MATERIAL FOR THE TASK:
⟨
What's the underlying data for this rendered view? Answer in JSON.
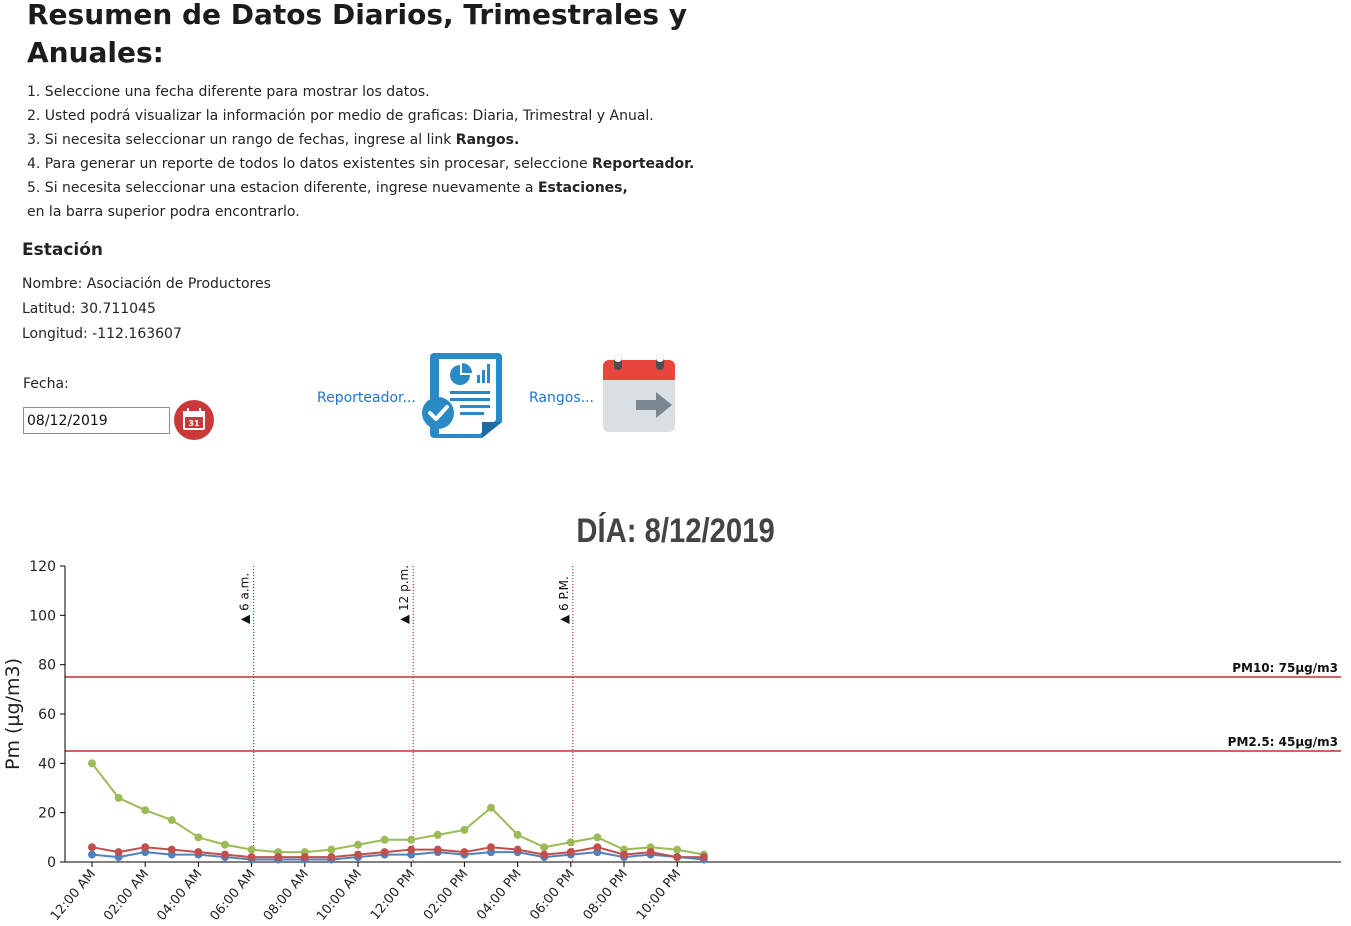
{
  "page": {
    "title": "Resumen de Datos Diarios, Trimestrales y Anuales:",
    "instructions": [
      {
        "pre": "1. Seleccione una fecha diferente para mostrar los datos.",
        "bold": "",
        "post": ""
      },
      {
        "pre": "2. Usted podrá visualizar la información por medio de graficas: Diaria, Trimestral y Anual.",
        "bold": "",
        "post": ""
      },
      {
        "pre": "3. Si necesita seleccionar un rango de fechas, ingrese al link ",
        "bold": "Rangos.",
        "post": ""
      },
      {
        "pre": "4. Para generar un reporte de todos lo datos existentes sin procesar, seleccione ",
        "bold": "Reporteador.",
        "post": ""
      },
      {
        "pre": "5. Si necesita seleccionar una estacion diferente, ingrese nuevamente a ",
        "bold": "Estaciones,",
        "post": ""
      },
      {
        "pre": "en la barra superior podra encontrarlo.",
        "bold": "",
        "post": ""
      }
    ]
  },
  "station": {
    "title": "Estación",
    "name": "Nombre: Asociación de Productores",
    "latitude": "Latitud: 30.711045",
    "longitude": "Longitud: -112.163607"
  },
  "date": {
    "label": "Fecha:",
    "value": "08/12/2019",
    "calendar_day": "31"
  },
  "links": {
    "report": "Reporteador...",
    "ranges": "Rangos..."
  },
  "icons": {
    "calendar_button": "calendar-icon",
    "report": "report-document-icon",
    "ranges": "calendar-arrow-icon"
  },
  "colors": {
    "link": "#1a75d2",
    "calendar_button": "#c9393b",
    "threshold": "#c00000",
    "series_blue": "#4f81bd",
    "series_red": "#c0504d",
    "series_green": "#9bbb59"
  },
  "chart_data": {
    "type": "line",
    "title": "DÍA: 8/12/2019",
    "ylabel": "Pm (µg/m3)",
    "xlabel": "",
    "ylim": [
      0,
      120
    ],
    "yticks": [
      0,
      20,
      40,
      60,
      80,
      100,
      120
    ],
    "x": [
      "12:00 AM",
      "01:00 AM",
      "02:00 AM",
      "03:00 AM",
      "04:00 AM",
      "05:00 AM",
      "06:00 AM",
      "07:00 AM",
      "08:00 AM",
      "09:00 AM",
      "10:00 AM",
      "11:00 AM",
      "12:00 PM",
      "01:00 PM",
      "02:00 PM",
      "03:00 PM",
      "04:00 PM",
      "05:00 PM",
      "06:00 PM",
      "07:00 PM",
      "08:00 PM",
      "09:00 PM",
      "10:00 PM",
      "11:00 PM"
    ],
    "xtick_labels": [
      "12:00 AM",
      "02:00 AM",
      "04:00 AM",
      "06:00 AM",
      "08:00 AM",
      "10:00 AM",
      "12:00 PM",
      "02:00 PM",
      "04:00 PM",
      "06:00 PM",
      "08:00 PM",
      "10:00 PM"
    ],
    "series": [
      {
        "color": "#4f81bd",
        "values": [
          3,
          2,
          4,
          3,
          3,
          2,
          1,
          1,
          1,
          1,
          2,
          3,
          3,
          4,
          3,
          4,
          4,
          2,
          3,
          4,
          2,
          3,
          2,
          1
        ]
      },
      {
        "color": "#c0504d",
        "values": [
          6,
          4,
          6,
          5,
          4,
          3,
          2,
          2,
          2,
          2,
          3,
          4,
          5,
          5,
          4,
          6,
          5,
          3,
          4,
          6,
          3,
          4,
          2,
          2
        ]
      },
      {
        "color": "#9bbb59",
        "values": [
          40,
          26,
          21,
          17,
          10,
          7,
          5,
          4,
          4,
          5,
          7,
          9,
          9,
          11,
          13,
          22,
          11,
          6,
          8,
          10,
          5,
          6,
          5,
          3
        ]
      }
    ],
    "thresholds": [
      {
        "label": "PM10: 75µg/m3",
        "value": 75
      },
      {
        "label": "PM2.5: 45µg/m3",
        "value": 45
      }
    ],
    "markers": [
      {
        "label": "▲ 6 a.m.",
        "x": "06:00 AM"
      },
      {
        "label": "▲ 12 p.m.",
        "x": "12:00 PM"
      },
      {
        "label": "▲ 6 P.M.",
        "x": "06:00 PM"
      }
    ],
    "grid": false,
    "legend": "none"
  }
}
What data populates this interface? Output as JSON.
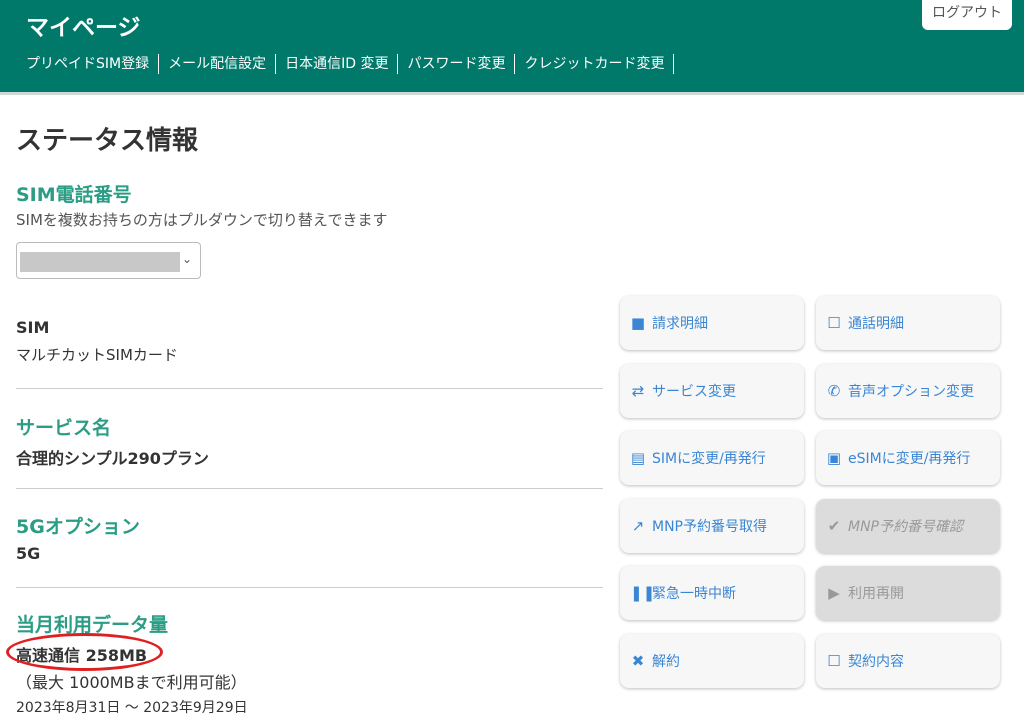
{
  "header": {
    "title": "マイページ",
    "logout": "ログアウト",
    "nav": [
      "プリペイドSIM登録",
      "メール配信設定",
      "日本通信ID 変更",
      "パスワード変更",
      "クレジットカード変更"
    ]
  },
  "page_title": "ステータス情報",
  "sim_number": {
    "heading": "SIM電話番号",
    "note": "SIMを複数お持ちの方はプルダウンで切り替えできます",
    "selected": ""
  },
  "sim": {
    "label": "SIM",
    "value": "マルチカットSIMカード"
  },
  "service": {
    "label": "サービス名",
    "value": "合理的シンプル290プラン"
  },
  "option5g": {
    "label": "5Gオプション",
    "value": "5G"
  },
  "data_usage": {
    "label": "当月利用データ量",
    "value": "高速通信 258MB",
    "limit": "（最大 1000MBまで利用可能）",
    "period": "2023年8月31日 ～ 2023年9月29日"
  },
  "buttons": [
    {
      "label": "請求明細",
      "icon": "■",
      "enabled": true
    },
    {
      "label": "通話明細",
      "icon": "☐",
      "enabled": true
    },
    {
      "label": "サービス変更",
      "icon": "⇄",
      "enabled": true
    },
    {
      "label": "音声オプション変更",
      "icon": "✆",
      "enabled": true
    },
    {
      "label": "SIMに変更/再発行",
      "icon": "▤",
      "enabled": true
    },
    {
      "label": "eSIMに変更/再発行",
      "icon": "▣",
      "enabled": true
    },
    {
      "label": "MNP予約番号取得",
      "icon": "↗",
      "enabled": true
    },
    {
      "label": "MNP予約番号確認",
      "icon": "✔",
      "enabled": false
    },
    {
      "label": "緊急一時中断",
      "icon": "❚❚",
      "enabled": true
    },
    {
      "label": "利用再開",
      "icon": "▶",
      "enabled": false
    },
    {
      "label": "解約",
      "icon": "✖",
      "enabled": true
    },
    {
      "label": "契約内容",
      "icon": "☐",
      "enabled": true
    }
  ],
  "colors": {
    "header": "#00796b",
    "accent": "#2a9d84",
    "link": "#3a86d4",
    "highlight": "#e02020"
  }
}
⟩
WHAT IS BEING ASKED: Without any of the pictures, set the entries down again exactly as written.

FINISHED EXERCISE:
What's the underlying data for this rendered view? Answer in JSON.
{
  "page": {
    "title": "Resumen de Datos Diarios, Trimestrales y Anuales:",
    "instructions": [
      {
        "pre": "1. Seleccione una fecha diferente para mostrar los datos.",
        "bold": "",
        "post": ""
      },
      {
        "pre": "2. Usted podrá visualizar la información por medio de graficas: Diaria, Trimestral y Anual.",
        "bold": "",
        "post": ""
      },
      {
        "pre": "3. Si necesita seleccionar un rango de fechas, ingrese al link ",
        "bold": "Rangos.",
        "post": ""
      },
      {
        "pre": "4. Para generar un reporte de todos lo datos existentes sin procesar, seleccione ",
        "bold": "Reporteador.",
        "post": ""
      },
      {
        "pre": "5. Si necesita seleccionar una estacion diferente, ingrese nuevamente a ",
        "bold": "Estaciones,",
        "post": ""
      },
      {
        "pre": "en la barra superior podra encontrarlo.",
        "bold": "",
        "post": ""
      }
    ]
  },
  "station": {
    "title": "Estación",
    "name": "Nombre: Asociación de Productores",
    "latitude": "Latitud: 30.711045",
    "longitude": "Longitud: -112.163607"
  },
  "date": {
    "label": "Fecha:",
    "value": "08/12/2019",
    "calendar_day": "31"
  },
  "links": {
    "report": "Reporteador...",
    "ranges": "Rangos..."
  },
  "icons": {
    "calendar_button": "calendar-icon",
    "report": "report-document-icon",
    "ranges": "calendar-arrow-icon"
  },
  "colors": {
    "link": "#1a75d2",
    "calendar_button": "#c9393b",
    "threshold": "#c00000",
    "series_blue": "#4f81bd",
    "series_red": "#c0504d",
    "series_green": "#9bbb59"
  },
  "chart_data": {
    "type": "line",
    "title": "DÍA: 8/12/2019",
    "ylabel": "Pm (µg/m3)",
    "xlabel": "",
    "ylim": [
      0,
      120
    ],
    "yticks": [
      0,
      20,
      40,
      60,
      80,
      100,
      120
    ],
    "x": [
      "12:00 AM",
      "01:00 AM",
      "02:00 AM",
      "03:00 AM",
      "04:00 AM",
      "05:00 AM",
      "06:00 AM",
      "07:00 AM",
      "08:00 AM",
      "09:00 AM",
      "10:00 AM",
      "11:00 AM",
      "12:00 PM",
      "01:00 PM",
      "02:00 PM",
      "03:00 PM",
      "04:00 PM",
      "05:00 PM",
      "06:00 PM",
      "07:00 PM",
      "08:00 PM",
      "09:00 PM",
      "10:00 PM",
      "11:00 PM"
    ],
    "xtick_labels": [
      "12:00 AM",
      "02:00 AM",
      "04:00 AM",
      "06:00 AM",
      "08:00 AM",
      "10:00 AM",
      "12:00 PM",
      "02:00 PM",
      "04:00 PM",
      "06:00 PM",
      "08:00 PM",
      "10:00 PM"
    ],
    "series": [
      {
        "color": "#4f81bd",
        "values": [
          3,
          2,
          4,
          3,
          3,
          2,
          1,
          1,
          1,
          1,
          2,
          3,
          3,
          4,
          3,
          4,
          4,
          2,
          3,
          4,
          2,
          3,
          2,
          1
        ]
      },
      {
        "color": "#c0504d",
        "values": [
          6,
          4,
          6,
          5,
          4,
          3,
          2,
          2,
          2,
          2,
          3,
          4,
          5,
          5,
          4,
          6,
          5,
          3,
          4,
          6,
          3,
          4,
          2,
          2
        ]
      },
      {
        "color": "#9bbb59",
        "values": [
          40,
          26,
          21,
          17,
          10,
          7,
          5,
          4,
          4,
          5,
          7,
          9,
          9,
          11,
          13,
          22,
          11,
          6,
          8,
          10,
          5,
          6,
          5,
          3
        ]
      }
    ],
    "thresholds": [
      {
        "label": "PM10: 75µg/m3",
        "value": 75
      },
      {
        "label": "PM2.5: 45µg/m3",
        "value": 45
      }
    ],
    "markers": [
      {
        "label": "▲ 6 a.m.",
        "x": "06:00 AM"
      },
      {
        "label": "▲ 12 p.m.",
        "x": "12:00 PM"
      },
      {
        "label": "▲ 6 P.M.",
        "x": "06:00 PM"
      }
    ],
    "grid": false,
    "legend": "none"
  }
}
What data populates this interface? Output as JSON.
{
  "header": {
    "title": "マイページ",
    "logout": "ログアウト",
    "nav": [
      "プリペイドSIM登録",
      "メール配信設定",
      "日本通信ID 変更",
      "パスワード変更",
      "クレジットカード変更"
    ]
  },
  "page_title": "ステータス情報",
  "sim_number": {
    "heading": "SIM電話番号",
    "note": "SIMを複数お持ちの方はプルダウンで切り替えできます",
    "selected": ""
  },
  "sim": {
    "label": "SIM",
    "value": "マルチカットSIMカード"
  },
  "service": {
    "label": "サービス名",
    "value": "合理的シンプル290プラン"
  },
  "option5g": {
    "label": "5Gオプション",
    "value": "5G"
  },
  "data_usage": {
    "label": "当月利用データ量",
    "value": "高速通信 258MB",
    "limit": "（最大 1000MBまで利用可能）",
    "period": "2023年8月31日 ～ 2023年9月29日"
  },
  "buttons": [
    {
      "label": "請求明細",
      "icon": "■",
      "enabled": true
    },
    {
      "label": "通話明細",
      "icon": "☐",
      "enabled": true
    },
    {
      "label": "サービス変更",
      "icon": "⇄",
      "enabled": true
    },
    {
      "label": "音声オプション変更",
      "icon": "✆",
      "enabled": true
    },
    {
      "label": "SIMに変更/再発行",
      "icon": "▤",
      "enabled": true
    },
    {
      "label": "eSIMに変更/再発行",
      "icon": "▣",
      "enabled": true
    },
    {
      "label": "MNP予約番号取得",
      "icon": "↗",
      "enabled": true
    },
    {
      "label": "MNP予約番号確認",
      "icon": "✔",
      "enabled": false
    },
    {
      "label": "緊急一時中断",
      "icon": "❚❚",
      "enabled": true
    },
    {
      "label": "利用再開",
      "icon": "▶",
      "enabled": false
    },
    {
      "label": "解約",
      "icon": "✖",
      "enabled": true
    },
    {
      "label": "契約内容",
      "icon": "☐",
      "enabled": true
    }
  ],
  "colors": {
    "header": "#00796b",
    "accent": "#2a9d84",
    "link": "#3a86d4",
    "highlight": "#e02020"
  }
}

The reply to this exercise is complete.